On the journey of recovery from my short-lived trauma, I have experienced post-traumatic personal growth. As the old adage goes: “no pain no gain”. I have gained confidence, insights, resilience and wisdom. In fact, it is the experience with such difficult events in life or at work, that help us to discover new strengths within ourselves and better appreciate life’s meaning and purpose. A colleague of mine at that time who was in the job for over 20 years, disclosed that counselling service or support was not available in those days, and workers were simply told to “move on”. She was definitely one of the best child protection workers around. So how did these child protection workers cope in the past? They had to rely largely on support from their colleagues, cognitive skills and psychological resources. Unfortunately, these resources might not be enough for a few which eventually led to them leaving the job feeling traumatised. These traumatic experiences if unresolved, may lead to psychological difficulties, especially when memories are being triggered. Thus, there is a need to emphasize the importance of resolving trauma through professional help, in addition to having a good self-care routine, all of which are necessary steps toward increasing personal resilience.
“All children have to be deceived if they are to grow up without trauma.”
– Kazuo Ishiguro
Briere, J., & Scott, C. (2006). Principles of trauma therapy: a guide to symptoms evaluation and treatment. Thousand Oaks, CA: Sage.
Egan, G. (2002). The Skilled Helper: A Problem-Management and Opportunity-Development Approach to Healing (7th Ed.). SUA: Brooks/Cole.
Holaday, M., & McPhearson, R. W. (1997). Resilience and severe burns. Journal of Counselling and Development, 75, 346-356.
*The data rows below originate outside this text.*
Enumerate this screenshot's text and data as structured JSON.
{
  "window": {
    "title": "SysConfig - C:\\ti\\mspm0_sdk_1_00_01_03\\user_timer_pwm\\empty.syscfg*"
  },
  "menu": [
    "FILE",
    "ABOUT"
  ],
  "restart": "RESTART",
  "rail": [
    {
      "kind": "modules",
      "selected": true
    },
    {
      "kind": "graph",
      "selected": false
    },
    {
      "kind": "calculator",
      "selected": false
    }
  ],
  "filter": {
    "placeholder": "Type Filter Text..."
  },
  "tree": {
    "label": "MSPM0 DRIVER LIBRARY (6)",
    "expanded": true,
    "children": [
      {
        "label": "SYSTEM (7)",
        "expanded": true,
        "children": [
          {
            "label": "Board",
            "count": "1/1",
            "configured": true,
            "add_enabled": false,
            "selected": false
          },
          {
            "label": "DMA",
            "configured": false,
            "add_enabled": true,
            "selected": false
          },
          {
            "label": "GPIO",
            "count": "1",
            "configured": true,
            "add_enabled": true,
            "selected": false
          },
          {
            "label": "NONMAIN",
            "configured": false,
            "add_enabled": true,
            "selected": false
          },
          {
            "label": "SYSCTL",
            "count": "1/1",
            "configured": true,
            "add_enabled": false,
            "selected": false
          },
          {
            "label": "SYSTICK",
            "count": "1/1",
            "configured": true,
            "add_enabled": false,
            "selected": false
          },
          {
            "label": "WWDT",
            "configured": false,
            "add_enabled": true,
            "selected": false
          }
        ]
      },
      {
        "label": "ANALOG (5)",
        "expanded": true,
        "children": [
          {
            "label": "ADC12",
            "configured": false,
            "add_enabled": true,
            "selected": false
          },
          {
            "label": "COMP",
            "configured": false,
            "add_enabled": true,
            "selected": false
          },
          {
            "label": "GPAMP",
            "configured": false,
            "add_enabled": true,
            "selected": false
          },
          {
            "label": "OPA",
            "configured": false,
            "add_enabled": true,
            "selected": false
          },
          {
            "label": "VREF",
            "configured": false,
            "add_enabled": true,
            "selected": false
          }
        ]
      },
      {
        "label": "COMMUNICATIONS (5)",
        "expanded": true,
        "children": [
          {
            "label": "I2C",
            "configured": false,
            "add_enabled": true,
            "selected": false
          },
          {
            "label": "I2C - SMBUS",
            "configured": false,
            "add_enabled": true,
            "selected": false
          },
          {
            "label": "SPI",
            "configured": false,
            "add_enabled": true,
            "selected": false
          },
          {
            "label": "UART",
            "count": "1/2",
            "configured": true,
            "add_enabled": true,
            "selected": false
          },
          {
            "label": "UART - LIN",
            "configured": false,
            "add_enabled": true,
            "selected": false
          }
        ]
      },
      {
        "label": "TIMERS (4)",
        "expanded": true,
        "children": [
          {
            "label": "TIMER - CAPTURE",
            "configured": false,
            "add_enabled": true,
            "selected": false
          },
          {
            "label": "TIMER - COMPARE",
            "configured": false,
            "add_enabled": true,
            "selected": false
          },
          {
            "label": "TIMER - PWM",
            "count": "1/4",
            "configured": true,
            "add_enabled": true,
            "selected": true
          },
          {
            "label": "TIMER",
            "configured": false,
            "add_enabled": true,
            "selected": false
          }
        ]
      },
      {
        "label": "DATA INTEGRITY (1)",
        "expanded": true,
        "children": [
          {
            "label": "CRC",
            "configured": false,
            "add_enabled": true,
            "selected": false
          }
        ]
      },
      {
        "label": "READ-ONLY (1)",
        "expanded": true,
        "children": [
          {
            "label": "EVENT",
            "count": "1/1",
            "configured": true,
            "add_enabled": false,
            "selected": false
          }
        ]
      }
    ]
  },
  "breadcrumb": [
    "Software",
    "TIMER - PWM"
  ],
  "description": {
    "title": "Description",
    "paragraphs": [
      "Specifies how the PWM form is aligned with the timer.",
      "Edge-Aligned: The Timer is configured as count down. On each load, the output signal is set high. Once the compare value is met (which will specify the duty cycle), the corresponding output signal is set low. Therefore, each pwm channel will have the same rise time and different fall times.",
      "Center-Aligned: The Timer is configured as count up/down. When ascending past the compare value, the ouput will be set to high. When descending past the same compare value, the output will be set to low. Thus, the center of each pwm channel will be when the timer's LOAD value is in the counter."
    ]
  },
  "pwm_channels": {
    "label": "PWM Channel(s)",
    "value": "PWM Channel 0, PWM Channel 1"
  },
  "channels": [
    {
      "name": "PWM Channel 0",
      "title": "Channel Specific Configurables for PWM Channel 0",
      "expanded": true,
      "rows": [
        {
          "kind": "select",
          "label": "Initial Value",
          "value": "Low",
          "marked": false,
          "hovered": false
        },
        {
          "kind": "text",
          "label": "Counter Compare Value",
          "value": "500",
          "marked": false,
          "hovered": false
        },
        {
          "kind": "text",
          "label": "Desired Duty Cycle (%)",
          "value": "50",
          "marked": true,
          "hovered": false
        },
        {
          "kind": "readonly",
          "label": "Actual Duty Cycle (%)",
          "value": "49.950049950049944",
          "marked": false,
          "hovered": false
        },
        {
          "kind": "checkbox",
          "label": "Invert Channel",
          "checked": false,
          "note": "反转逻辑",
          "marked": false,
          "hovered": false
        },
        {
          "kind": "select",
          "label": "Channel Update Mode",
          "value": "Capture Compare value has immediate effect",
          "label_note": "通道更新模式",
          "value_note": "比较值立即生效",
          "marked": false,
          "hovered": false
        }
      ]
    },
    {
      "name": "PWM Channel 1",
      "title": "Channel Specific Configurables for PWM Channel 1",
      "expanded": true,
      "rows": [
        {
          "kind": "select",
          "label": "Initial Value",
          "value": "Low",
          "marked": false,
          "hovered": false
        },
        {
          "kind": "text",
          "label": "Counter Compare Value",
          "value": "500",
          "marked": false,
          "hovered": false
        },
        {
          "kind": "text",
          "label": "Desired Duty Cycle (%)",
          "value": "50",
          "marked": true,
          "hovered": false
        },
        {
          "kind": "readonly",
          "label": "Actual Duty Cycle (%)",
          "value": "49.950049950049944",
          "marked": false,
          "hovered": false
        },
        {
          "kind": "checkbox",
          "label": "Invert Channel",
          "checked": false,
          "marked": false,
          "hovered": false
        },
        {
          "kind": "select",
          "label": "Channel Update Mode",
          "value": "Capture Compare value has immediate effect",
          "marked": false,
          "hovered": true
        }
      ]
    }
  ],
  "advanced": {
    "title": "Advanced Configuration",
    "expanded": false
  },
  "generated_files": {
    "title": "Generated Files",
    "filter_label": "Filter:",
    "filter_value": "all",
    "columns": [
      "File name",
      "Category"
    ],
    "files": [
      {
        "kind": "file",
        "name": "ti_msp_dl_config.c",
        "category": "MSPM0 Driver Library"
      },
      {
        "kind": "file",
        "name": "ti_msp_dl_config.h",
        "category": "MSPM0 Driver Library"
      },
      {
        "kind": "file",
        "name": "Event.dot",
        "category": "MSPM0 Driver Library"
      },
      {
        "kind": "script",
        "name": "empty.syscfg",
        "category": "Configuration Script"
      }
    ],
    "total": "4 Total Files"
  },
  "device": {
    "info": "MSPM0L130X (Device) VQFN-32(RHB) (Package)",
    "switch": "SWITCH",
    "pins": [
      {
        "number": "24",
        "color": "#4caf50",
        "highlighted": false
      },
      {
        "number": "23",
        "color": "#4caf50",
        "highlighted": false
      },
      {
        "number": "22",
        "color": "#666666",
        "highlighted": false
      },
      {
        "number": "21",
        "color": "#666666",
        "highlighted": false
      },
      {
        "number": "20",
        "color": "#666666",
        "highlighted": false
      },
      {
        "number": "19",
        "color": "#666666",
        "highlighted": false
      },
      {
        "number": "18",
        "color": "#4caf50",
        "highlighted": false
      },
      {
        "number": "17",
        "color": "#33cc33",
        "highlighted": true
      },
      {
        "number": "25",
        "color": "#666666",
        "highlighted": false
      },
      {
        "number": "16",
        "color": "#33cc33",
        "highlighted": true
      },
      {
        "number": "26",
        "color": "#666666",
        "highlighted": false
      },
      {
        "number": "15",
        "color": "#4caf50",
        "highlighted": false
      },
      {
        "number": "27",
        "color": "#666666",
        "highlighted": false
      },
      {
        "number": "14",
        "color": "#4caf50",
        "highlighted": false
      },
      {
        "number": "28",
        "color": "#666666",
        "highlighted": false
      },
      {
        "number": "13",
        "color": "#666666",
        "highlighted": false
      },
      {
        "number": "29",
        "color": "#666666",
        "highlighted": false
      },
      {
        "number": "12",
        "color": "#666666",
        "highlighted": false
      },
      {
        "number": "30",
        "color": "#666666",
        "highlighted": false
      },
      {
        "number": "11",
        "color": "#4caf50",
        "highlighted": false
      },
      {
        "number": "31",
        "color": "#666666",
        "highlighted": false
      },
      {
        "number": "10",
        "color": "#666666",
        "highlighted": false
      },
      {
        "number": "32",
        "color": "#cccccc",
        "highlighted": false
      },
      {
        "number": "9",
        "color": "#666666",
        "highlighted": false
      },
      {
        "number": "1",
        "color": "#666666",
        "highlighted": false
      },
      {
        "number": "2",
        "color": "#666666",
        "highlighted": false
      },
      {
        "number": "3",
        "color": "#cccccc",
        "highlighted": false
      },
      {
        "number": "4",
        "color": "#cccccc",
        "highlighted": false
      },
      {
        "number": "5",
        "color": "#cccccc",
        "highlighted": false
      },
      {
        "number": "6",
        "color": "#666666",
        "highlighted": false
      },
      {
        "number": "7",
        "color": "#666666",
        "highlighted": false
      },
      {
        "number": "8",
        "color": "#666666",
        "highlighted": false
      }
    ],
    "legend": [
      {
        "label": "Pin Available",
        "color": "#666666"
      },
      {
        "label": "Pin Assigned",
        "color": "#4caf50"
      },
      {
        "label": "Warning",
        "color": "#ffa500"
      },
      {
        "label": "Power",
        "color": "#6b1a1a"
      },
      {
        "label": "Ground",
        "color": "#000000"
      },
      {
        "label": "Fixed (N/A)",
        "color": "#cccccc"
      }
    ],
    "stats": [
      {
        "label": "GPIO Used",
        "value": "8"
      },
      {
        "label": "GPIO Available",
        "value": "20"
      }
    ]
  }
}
Kübler-Ross, E. (1973). On Death and Dying. UK: Routledge.
Shalev, A. Y. (2002). Acute stress reactions in adults. Biological Psychiatry, 51, 532-544.